Such was the spirit of Dr. Machen, our leader under God. “Fear not, little flock, for it is the Father’s good pleasure to give you the kingdom,” he would preach to little groups scattered throughout the country. With confidence and cheer he wrote on the occasion of the formation of the new church: “How can we who form that group have the temerity to stand against the whole current of the world and of the visible Church? How can we stand against so many men who are so much abler and stronger than we? Our answer is plain. It is because of the Bible. Those persons who are against us in this contention are also against the Word of God, and the Word of God stands sure … at the beginning it will be only a very little group. What is more, it will be a very weak little group, and a very sinful little group, utterly without any merit or strength of its own. How then can it survive? For one reason only. Because it is in the care and keeping of God, because it is founded upon His unchanging Word. Even the smallest and weakest group is strong if it can hear Jesus say: “Fear not, little flock.”
We would conclude with the words of Him who witnessed so perfectly to the truth to which Dr. Machen and all of us witness so imperfectly: “Thou sayest I am a King. To this end was I born, and for this cause came I into the world, that I should bear witness unto the truth. Every one that is of the truth heareth my voice.” Jesus is King! By His truth He shall go forth conquering and to conquer until He return again in power and great glory and the kingdoms of this world shall become the kingdoms of our Lord and of His Christ.

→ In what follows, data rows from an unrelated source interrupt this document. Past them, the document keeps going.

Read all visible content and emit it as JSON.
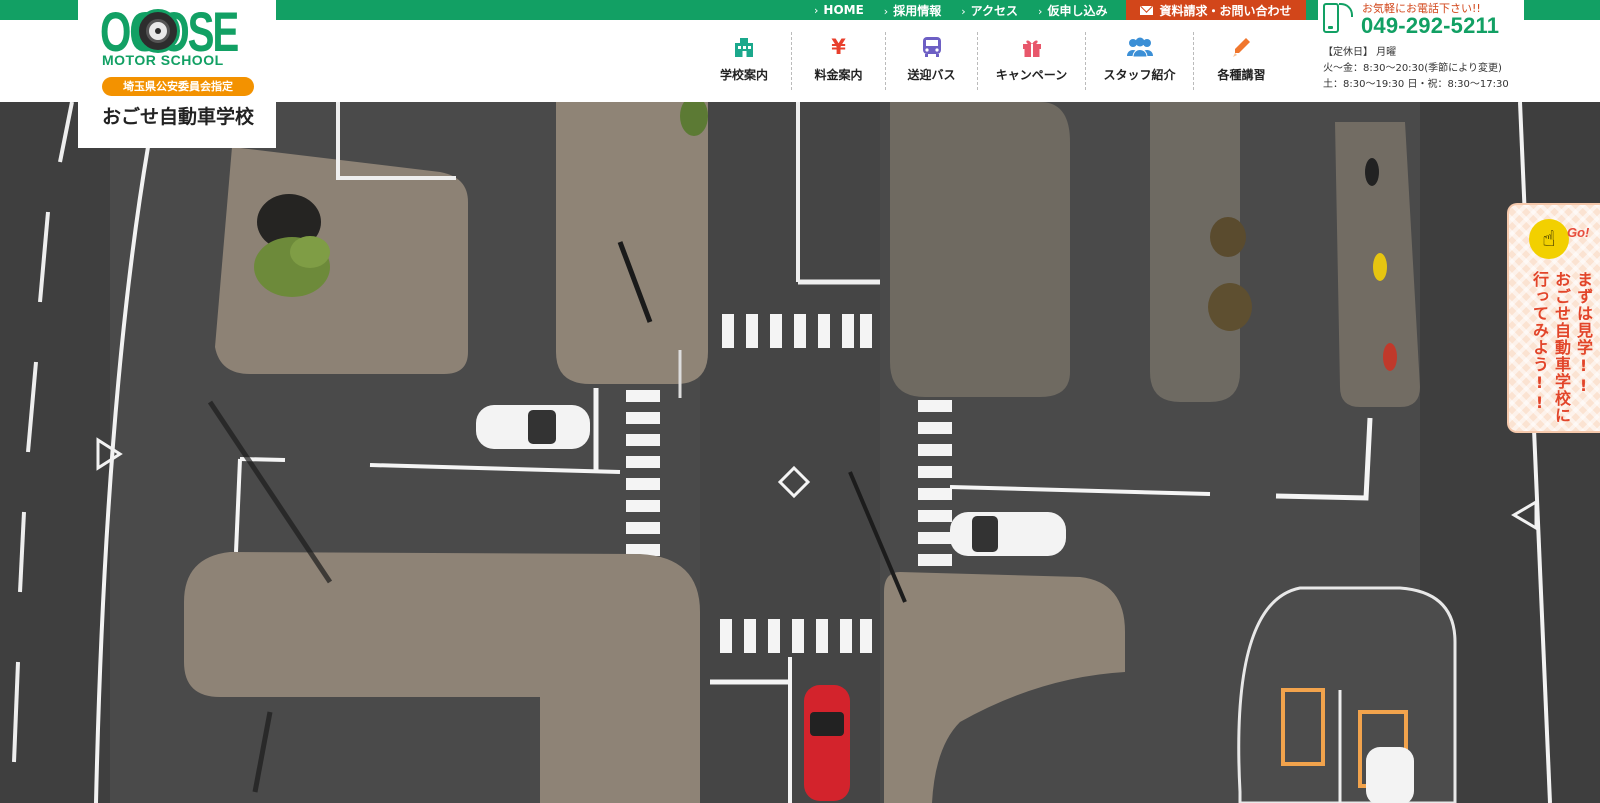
{
  "header": {
    "top_nav": [
      {
        "label": "HOME"
      },
      {
        "label": "採用情報"
      },
      {
        "label": "アクセス"
      },
      {
        "label": "仮申し込み"
      }
    ],
    "contact_button": "資料請求・お問い合わせ",
    "logo": {
      "main": "OGOSE",
      "sub": "MOTOR SCHOOL",
      "badge": "埼玉県公安委員会指定",
      "japanese_name": "おごせ自動車学校"
    },
    "main_nav": [
      {
        "label": "学校案内",
        "icon": "building-icon",
        "color": "#1ba88c"
      },
      {
        "label": "料金案内",
        "icon": "yen-icon",
        "color": "#e8402d"
      },
      {
        "label": "送迎バス",
        "icon": "bus-icon",
        "color": "#6d5fc4"
      },
      {
        "label": "キャンペーン",
        "icon": "gift-icon",
        "color": "#e8576b"
      },
      {
        "label": "スタッフ紹介",
        "icon": "staff-icon",
        "color": "#3b8fd6"
      },
      {
        "label": "各種講習",
        "icon": "pencil-icon",
        "color": "#f0762d"
      }
    ],
    "phone": {
      "catch": "お気軽にお電話下さい!!",
      "number": "049-292-5211",
      "holiday": "【定休日】 月曜",
      "hours_weekday": "火～金：8:30～20:30(季節により変更)",
      "hours_weekend": "土：8:30～19:30 日・祝：8:30～17:30"
    }
  },
  "side_banner": {
    "go": "Go!",
    "line1": "まずは見学!!",
    "line2": "おごせ自動車学校に",
    "line3": "行ってみよう!!"
  },
  "colors": {
    "brand_green": "#12a064",
    "accent_orange": "#f39200",
    "contact_red": "#d2461a"
  }
}
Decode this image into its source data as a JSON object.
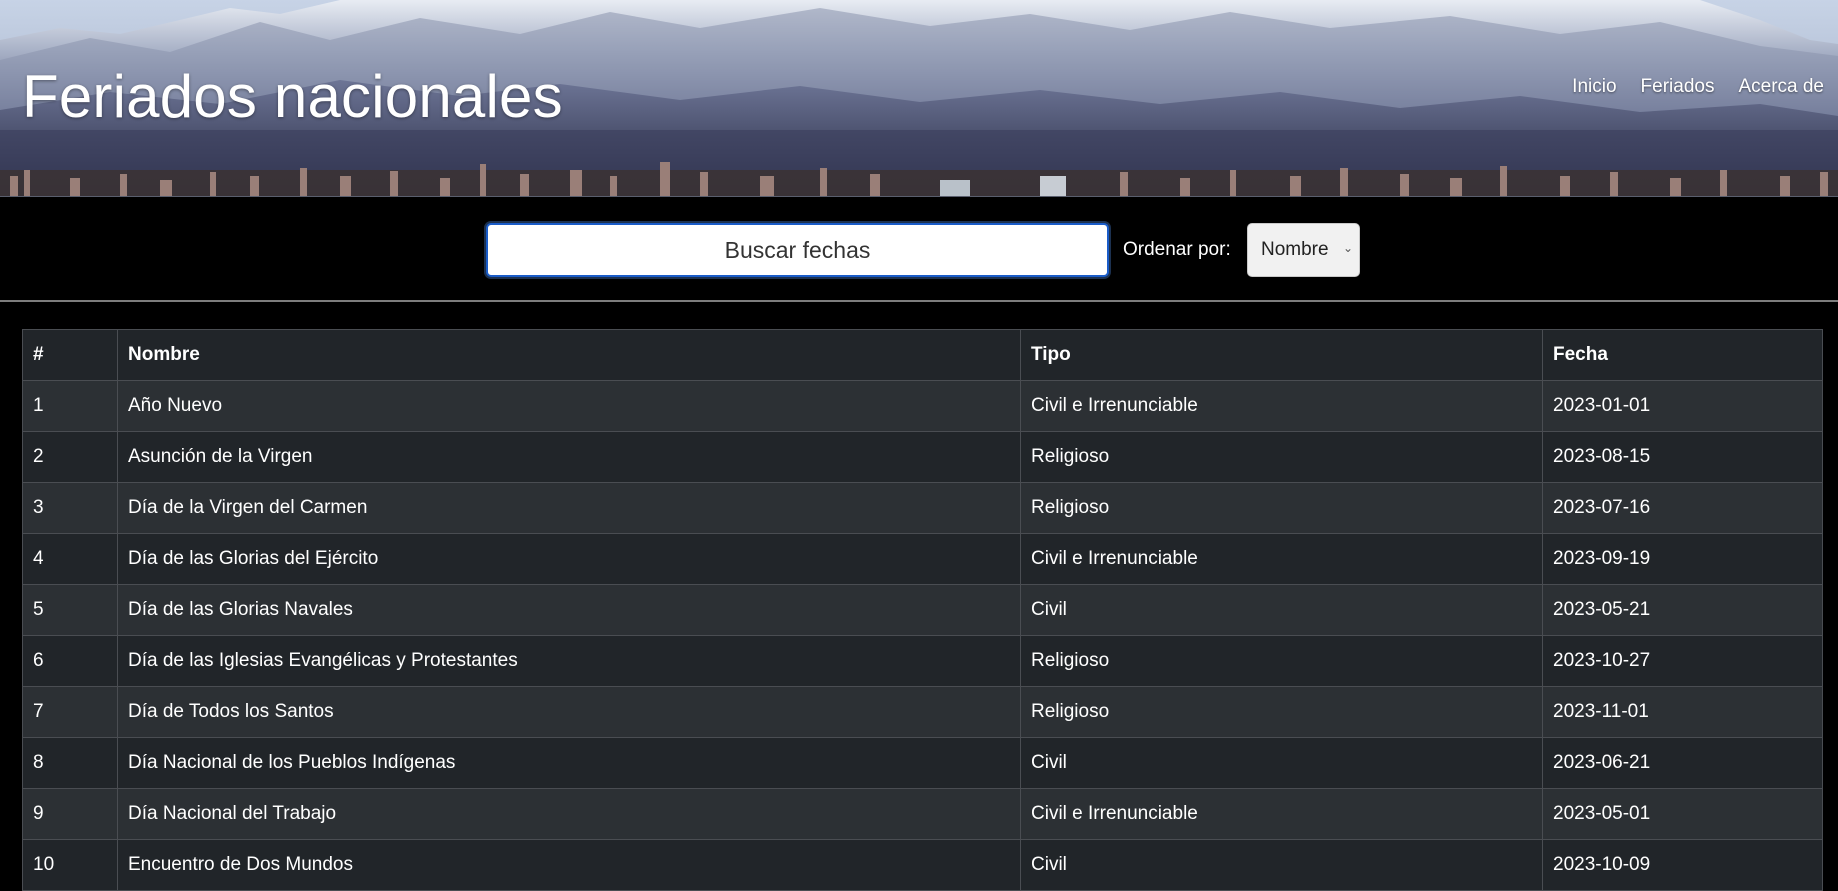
{
  "header": {
    "title": "Feriados nacionales",
    "nav": [
      "Inicio",
      "Feriados",
      "Acerca de"
    ]
  },
  "search": {
    "placeholder": "Buscar fechas",
    "sort_label": "Ordenar por:",
    "sort_selected": "Nombre"
  },
  "table": {
    "columns": [
      "#",
      "Nombre",
      "Tipo",
      "Fecha"
    ],
    "rows": [
      [
        "1",
        "Año Nuevo",
        "Civil e Irrenunciable",
        "2023-01-01"
      ],
      [
        "2",
        "Asunción de la Virgen",
        "Religioso",
        "2023-08-15"
      ],
      [
        "3",
        "Día de la Virgen del Carmen",
        "Religioso",
        "2023-07-16"
      ],
      [
        "4",
        "Día de las Glorias del Ejército",
        "Civil e Irrenunciable",
        "2023-09-19"
      ],
      [
        "5",
        "Día de las Glorias Navales",
        "Civil",
        "2023-05-21"
      ],
      [
        "6",
        "Día de las Iglesias Evangélicas y Protestantes",
        "Religioso",
        "2023-10-27"
      ],
      [
        "7",
        "Día de Todos los Santos",
        "Religioso",
        "2023-11-01"
      ],
      [
        "8",
        "Día Nacional de los Pueblos Indígenas",
        "Civil",
        "2023-06-21"
      ],
      [
        "9",
        "Día Nacional del Trabajo",
        "Civil e Irrenunciable",
        "2023-05-01"
      ],
      [
        "10",
        "Encuentro de Dos Mundos",
        "Civil",
        "2023-10-09"
      ]
    ]
  },
  "colors": {
    "page_background": "#000000",
    "table_row_odd": "#2c3034",
    "table_row_even": "#212529",
    "input_focus_border": "#1a5cc8"
  }
}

Reprinted from the Presbyterian Guardian, Volume 15, No 11, June 10, 1946 and Volume 15, No 12, June 25, 1946. The OPC Committee for the Historian has made the archives of the Presbyterian Guardian available online!